The area around Hida was part of traditional Hida Province. During the Edo period, the area was tenryō territory under the direct control of the Tokugawa shogunate. During the post-Meiji restoration cadastral reforms, the area was organised into Yoshiki District, Gifu. On July 1, 1889 with the establishment of the modern municipalities system, town of Furukawa and the villages of Kawai and Miyagawa were created. The modern city of Hida was established on February 1, 2004, from the merger of these municipalities with the town of Kamioka.

GovernmentEdit

Hida has a mayor-council form of government with a directly elected mayor and a unicameral city legislature of 14 members

EconomyEdit

The main two traditional economies in the city are the production of sake and traditional Japanese candles. The Furukawa area of the city is known for both of these crafts, while the Kamioka section is mainly known for its sake production.

EducationEdit

Hida has five public elementary schools, two public middle schools and one combined elementary/middle school operated by the city government. The city has two public high schools operated by the Gifu Prefectural Board of Education. Tokyo University's Super-Kamiokande neutrino observatory together with the data processing centre (Kamioka Observatory) has been located in Kamioka since 2002.[5]

TransportationEdit

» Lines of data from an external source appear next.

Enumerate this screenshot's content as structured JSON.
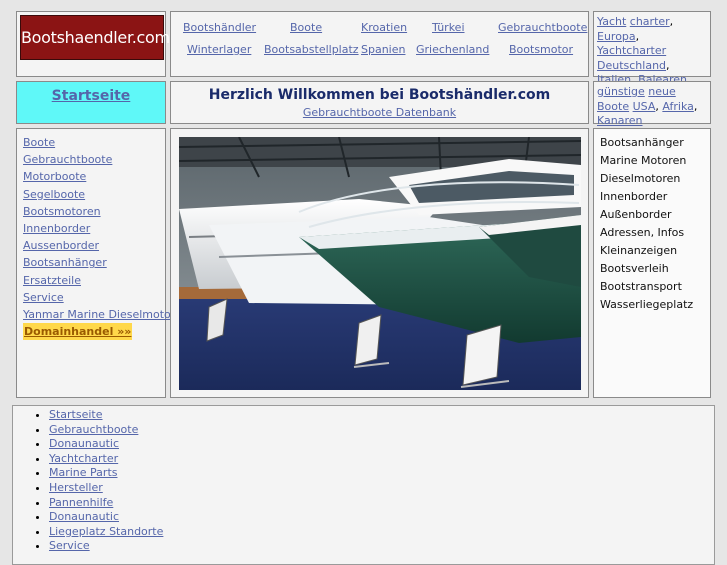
{
  "logo": {
    "text": "Bootshaendler.com"
  },
  "top_nav": [
    "Bootshändler",
    "Boote",
    "Kroatien",
    "Türkei",
    "Gebrauchtboote",
    "Winterlager",
    "Bootsabstellplatz",
    "Spanien",
    "Griechenland",
    "Bootsmotor"
  ],
  "top_right_links": [
    "Yacht",
    "charter",
    "Europa",
    "Yachtcharter",
    "Deutschland",
    "Italien",
    "Balearen"
  ],
  "start": {
    "label": "Startseite"
  },
  "welcome": {
    "title": "Herzlich Willkommen bei Bootshändler.com",
    "sub_link": "Gebrauchtboote Datenbank"
  },
  "info_right": {
    "text1": "günstige",
    "link1": "neue",
    "link2": "Boote",
    "link3": "USA",
    "link4": "Afrika",
    "link5": "Kanaren"
  },
  "left_nav": [
    "Boote",
    "Gebrauchtboote",
    "Motorboote",
    "Segelboote",
    "Bootsmotoren",
    "Innenborder",
    "Aussenborder",
    "Bootsanhänger",
    "Ersatzteile",
    "Service",
    "Yanmar Marine Dieselmotor",
    "Domainhandel »»"
  ],
  "right_list": [
    "Bootsanhänger",
    "Marine Motoren",
    "Dieselmotoren",
    "Innenborder",
    "Außenborder",
    "Adressen, Infos",
    "Kleinanzeigen",
    "Bootsverleih",
    "Bootstransport",
    "Wasserliegeplatz"
  ],
  "bottom_list": [
    "Startseite",
    "Gebrauchtboote",
    "Donaunautic",
    "Yachtcharter",
    "Marine Parts",
    "Hersteller",
    "Pannenhilfe",
    "Donaunautic",
    "Liegeplatz Standorte",
    "Service"
  ],
  "colors": {
    "logo_bg": "#8b1414",
    "start_bg": "#5ff8f8",
    "link": "#5566aa",
    "highlight": "#ffd84a"
  }
}
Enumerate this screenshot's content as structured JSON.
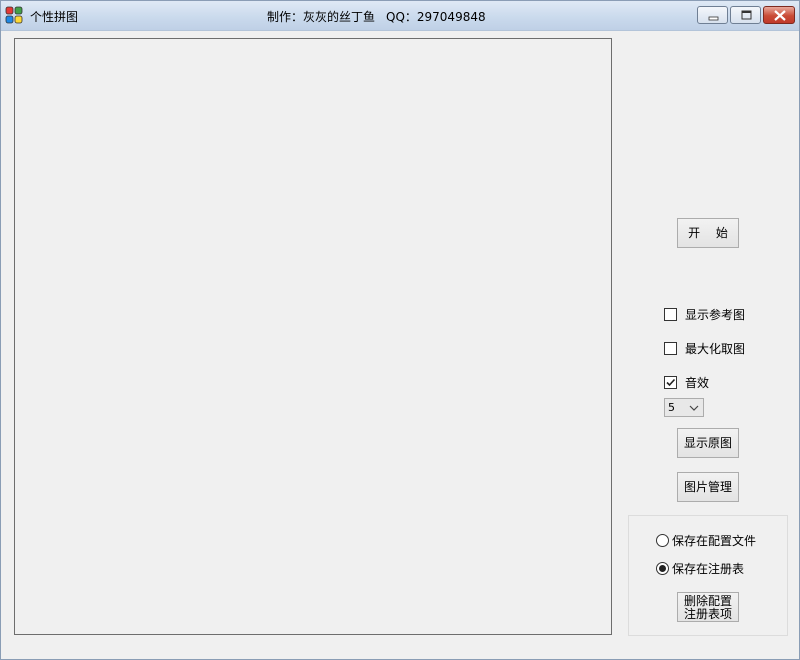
{
  "window": {
    "title": "个性拼图",
    "author_label": "制作：灰灰的丝丁鱼",
    "qq_label": "QQ：297049848",
    "icon": "puzzle-app-icon"
  },
  "controls": {
    "start_button": "开 始",
    "show_reference": {
      "label": "显示参考图",
      "checked": false
    },
    "maximize_capture": {
      "label": "最大化取图",
      "checked": false
    },
    "sound": {
      "label": "音效",
      "checked": true
    },
    "level_select": {
      "value": "5"
    },
    "show_original_button": "显示原图",
    "image_manage_button": "图片管理"
  },
  "storage": {
    "save_config_file": {
      "label": "保存在配置文件",
      "selected": false
    },
    "save_registry": {
      "label": "保存在注册表",
      "selected": true
    },
    "delete_button_line1": "删除配置",
    "delete_button_line2": "注册表项"
  },
  "colors": {
    "titlebar": "#c9d9ec",
    "close_button": "#c94c37",
    "background": "#f0f0f0"
  }
}
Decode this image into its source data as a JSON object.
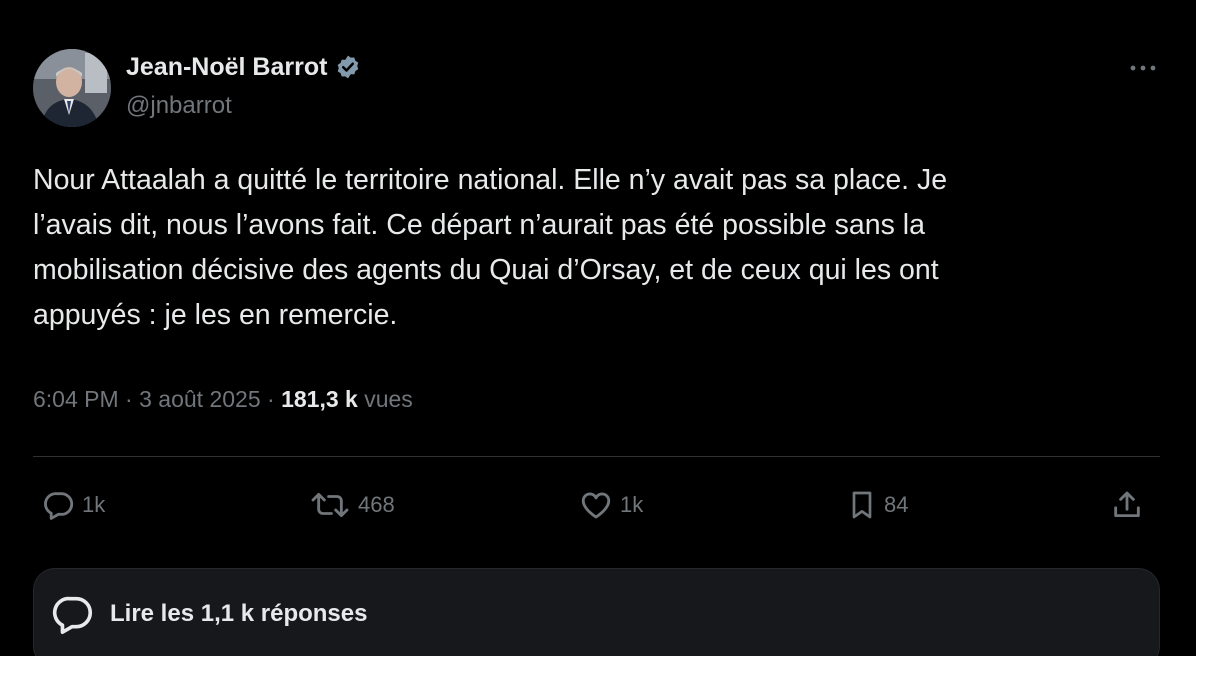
{
  "author": {
    "display_name": "Jean-Noël Barrot",
    "handle": "@jnbarrot",
    "verified": true,
    "verified_badge_color": "#829aab"
  },
  "tweet": {
    "lines": [
      "Nour Attaalah a quitté le territoire national. Elle n’y avait pas sa place. Je",
      "l’avais dit, nous l’avons fait. Ce départ n’aurait pas été possible sans la",
      "mobilisation décisive des agents du Quai d’Orsay, et de ceux qui les ont",
      "appuyés : je les en remercie."
    ],
    "time": "6:04 PM",
    "separator": "·",
    "date": "3 août 2025",
    "views_count": "181,3 k",
    "views_label": "vues"
  },
  "actions": {
    "replies": "1k",
    "reposts": "468",
    "likes": "1k",
    "bookmarks": "84"
  },
  "read_replies": {
    "label": "Lire les 1,1 k réponses"
  },
  "icons": {
    "more": "more-horizontal-icon",
    "reply": "speech-bubble-icon",
    "repost": "repost-arrows-icon",
    "like": "heart-icon",
    "bookmark": "bookmark-icon",
    "share": "share-upload-icon"
  },
  "colors": {
    "background": "#000000",
    "text_primary": "#e7e9ea",
    "text_secondary": "#71767b",
    "divider": "#2f3336",
    "reply_box": "#16181c"
  }
}
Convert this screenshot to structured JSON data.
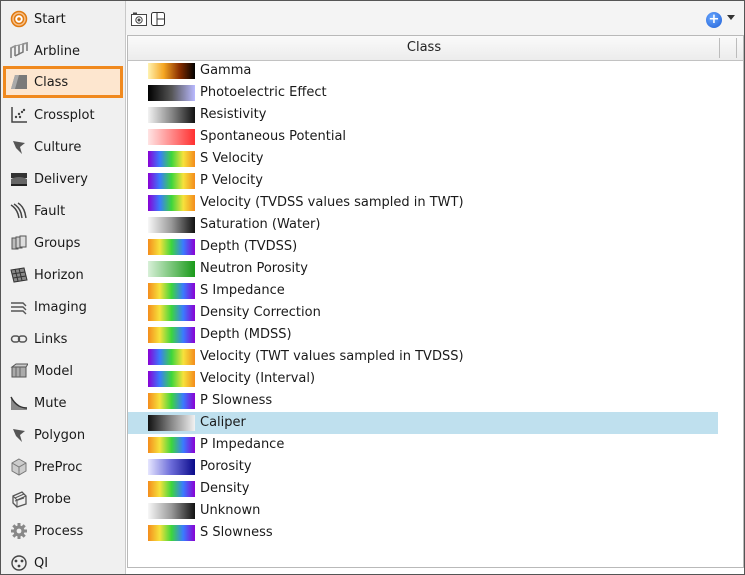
{
  "sidebar": {
    "items": [
      {
        "label": "Start",
        "icon": "target-icon",
        "selected": false
      },
      {
        "label": "Arbline",
        "icon": "arbline-icon",
        "selected": false
      },
      {
        "label": "Class",
        "icon": "class-icon",
        "selected": true
      },
      {
        "label": "Crossplot",
        "icon": "crossplot-icon",
        "selected": false
      },
      {
        "label": "Culture",
        "icon": "culture-icon",
        "selected": false
      },
      {
        "label": "Delivery",
        "icon": "delivery-icon",
        "selected": false
      },
      {
        "label": "Fault",
        "icon": "fault-icon",
        "selected": false
      },
      {
        "label": "Groups",
        "icon": "groups-icon",
        "selected": false
      },
      {
        "label": "Horizon",
        "icon": "horizon-icon",
        "selected": false
      },
      {
        "label": "Imaging",
        "icon": "imaging-icon",
        "selected": false
      },
      {
        "label": "Links",
        "icon": "links-icon",
        "selected": false
      },
      {
        "label": "Model",
        "icon": "model-icon",
        "selected": false
      },
      {
        "label": "Mute",
        "icon": "mute-icon",
        "selected": false
      },
      {
        "label": "Polygon",
        "icon": "polygon-icon",
        "selected": false
      },
      {
        "label": "PreProc",
        "icon": "preproc-icon",
        "selected": false
      },
      {
        "label": "Probe",
        "icon": "probe-icon",
        "selected": false
      },
      {
        "label": "Process",
        "icon": "gear-icon",
        "selected": false
      },
      {
        "label": "QI",
        "icon": "qi-icon",
        "selected": false
      }
    ]
  },
  "toolbar": {
    "icons": [
      "camera-icon",
      "layout-icon"
    ],
    "add_icon": "plus-circle-icon",
    "add_symbol": "+"
  },
  "list": {
    "header": "Class",
    "rows": [
      {
        "label": "Gamma",
        "gradient": "linear-gradient(90deg,#fff2b0,#f5a623,#8b2f00,#000)",
        "selected": false
      },
      {
        "label": "Photoelectric Effect",
        "gradient": "linear-gradient(90deg,#000,#555,#b9b9ff)",
        "selected": false
      },
      {
        "label": "Resistivity",
        "gradient": "linear-gradient(90deg,#f2f2f2,#888,#111)",
        "selected": false
      },
      {
        "label": "Spontaneous Potential",
        "gradient": "linear-gradient(90deg,#ffe4e4,#ff3030)",
        "selected": false
      },
      {
        "label": "S Velocity",
        "gradient": "linear-gradient(90deg,#8a00d4,#3a7bff,#3cd63c,#f6e23c,#f48c1c)",
        "selected": false
      },
      {
        "label": "P Velocity",
        "gradient": "linear-gradient(90deg,#8a00d4,#3a7bff,#3cd63c,#f6e23c,#f48c1c)",
        "selected": false
      },
      {
        "label": "Velocity (TVDSS values sampled in TWT)",
        "gradient": "linear-gradient(90deg,#8a00d4,#3a7bff,#3cd63c,#f6e23c,#f48c1c)",
        "selected": false
      },
      {
        "label": "Saturation (Water)",
        "gradient": "linear-gradient(90deg,#f7f7f7,#999,#111)",
        "selected": false
      },
      {
        "label": "Depth (TVDSS)",
        "gradient": "linear-gradient(90deg,#f48c1c,#f6e23c,#3cd63c,#3a7bff,#8a00d4)",
        "selected": false
      },
      {
        "label": "Neutron Porosity",
        "gradient": "linear-gradient(90deg,#d8f0d8,#1a9a1a)",
        "selected": false
      },
      {
        "label": "S Impedance",
        "gradient": "linear-gradient(90deg,#f48c1c,#f6e23c,#3cd63c,#3a7bff,#8a00d4)",
        "selected": false
      },
      {
        "label": "Density Correction",
        "gradient": "linear-gradient(90deg,#f48c1c,#f6e23c,#3cd63c,#3a7bff,#8a00d4)",
        "selected": false
      },
      {
        "label": "Depth (MDSS)",
        "gradient": "linear-gradient(90deg,#f48c1c,#f6e23c,#3cd63c,#3a7bff,#8a00d4)",
        "selected": false
      },
      {
        "label": "Velocity (TWT values sampled in TVDSS)",
        "gradient": "linear-gradient(90deg,#8a00d4,#3a7bff,#3cd63c,#f6e23c,#f48c1c)",
        "selected": false
      },
      {
        "label": "Velocity (Interval)",
        "gradient": "linear-gradient(90deg,#8a00d4,#3a7bff,#3cd63c,#f6e23c,#f48c1c)",
        "selected": false
      },
      {
        "label": "P Slowness",
        "gradient": "linear-gradient(90deg,#f48c1c,#f6e23c,#3cd63c,#3a7bff,#8a00d4)",
        "selected": false
      },
      {
        "label": "Caliper",
        "gradient": "linear-gradient(90deg,#111,#888,#f2f2f2)",
        "selected": true
      },
      {
        "label": "P Impedance",
        "gradient": "linear-gradient(90deg,#f48c1c,#f6e23c,#3cd63c,#3a7bff,#8a00d4)",
        "selected": false
      },
      {
        "label": "Porosity",
        "gradient": "linear-gradient(90deg,#e6e6ff,#6a6ad8,#0a0a8a)",
        "selected": false
      },
      {
        "label": "Density",
        "gradient": "linear-gradient(90deg,#f48c1c,#f6e23c,#3cd63c,#3a7bff,#8a00d4)",
        "selected": false
      },
      {
        "label": "Unknown",
        "gradient": "linear-gradient(90deg,#f7f7f7,#999,#111)",
        "selected": false
      },
      {
        "label": "S Slowness",
        "gradient": "linear-gradient(90deg,#f48c1c,#f6e23c,#3cd63c,#3a7bff,#8a00d4)",
        "selected": false
      }
    ]
  },
  "colors": {
    "accent_orange": "#f0891e",
    "selected_tab_bg": "#fde6cf",
    "selected_row_bg": "#bfe0ee",
    "sidebar_bg": "#f0f0f0"
  }
}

Sister city relationsEdit

Local attractionsEdit

Festivals in HidaEdit

Furukawa Festival, a famous festival in Gifu Prefecture, is held every April.[6]

Folk Customs MuseumEdit

Local museum in Takayama, Gifu Prefecture shows folk culture of the area. The main purpose of this museum is the preservation of farmhouses from Shirakawa, Gifu (village). These buildings were exclusive to Japan and were made to house large families. Having historical farmhouses as the main attraction for this museum put Japanese culture and history as a tourist attraction.[7] The Folk Customs Museum is a center of tourism in the area and in 1988 averaged more than 2,000 visitors a day.[8] Rural heritage and cultural history is a important viewing for tourist.Takayama is a main tourist destination and is trying to account for more of Japan's tourism market. Being a historical town in a mountain location it is an ideal location to grow and expand for tourism.[9]

Popular cultureEdit

Kimi no Na WaEdit

Hida Furukawa was featured in several key locations in the popular 2016 animated film, Kimi no Na Wa (君の名は, Your Name). Due to the film's popularity, the city has become a popular location for tourists.[10]

ReferencesEdit

  1. ^ Official city statistics page
  2. ^ Zhao, Xilin (2013). "New SHRIMP U–Pb Zircon Ages of Granitic Rocks in the Hida Belt, Japan: Implications for Tectonic Correlation with Jiamushi Massif. pp. 508–521.
  3. ^ Hida climate data
  4. ^ Hida population statistics
  5. ^ http://www.mindat.org/loc-2199.html
  6. ^ "Furukawa Festival". Retrieved January 31, 2017.
  7. ^ Eder, Matthias (Winter 2018). "The Folk Customs Museum in Takayama (Hida, Gifu Prefecture)". Asian Folklore Studies. 31 (2): 141–148. doi:10.2307/1177491. JSTOR 1177491.
  8. ^ Ehrentraut, Adolf (Winter 2019). "Heritage Authenticity and Domestic Tourism in Japan". Annals of Tourism Research. 20 (2): 262–278. doi:10.1016/0160-7383(93)90054-7.
  9. ^ Funck, Carolin (Winter 2018). "The Innovative Potential of Inbound Tourism in Japan for Destination Development − a Case Study of Hida Takayama". Journal of the German Institute for Japanese Studies Tokyo. 24 (2): 121–147. doi:10.1515/cj-2012-0007.
  10. ^ Mike (2016-11-26). "City that inspired settings in hit anime "Your Name" sees unbelievable boost in tourist dollars". SoraNews. Retrieved 24 February 2019.

External linksEdit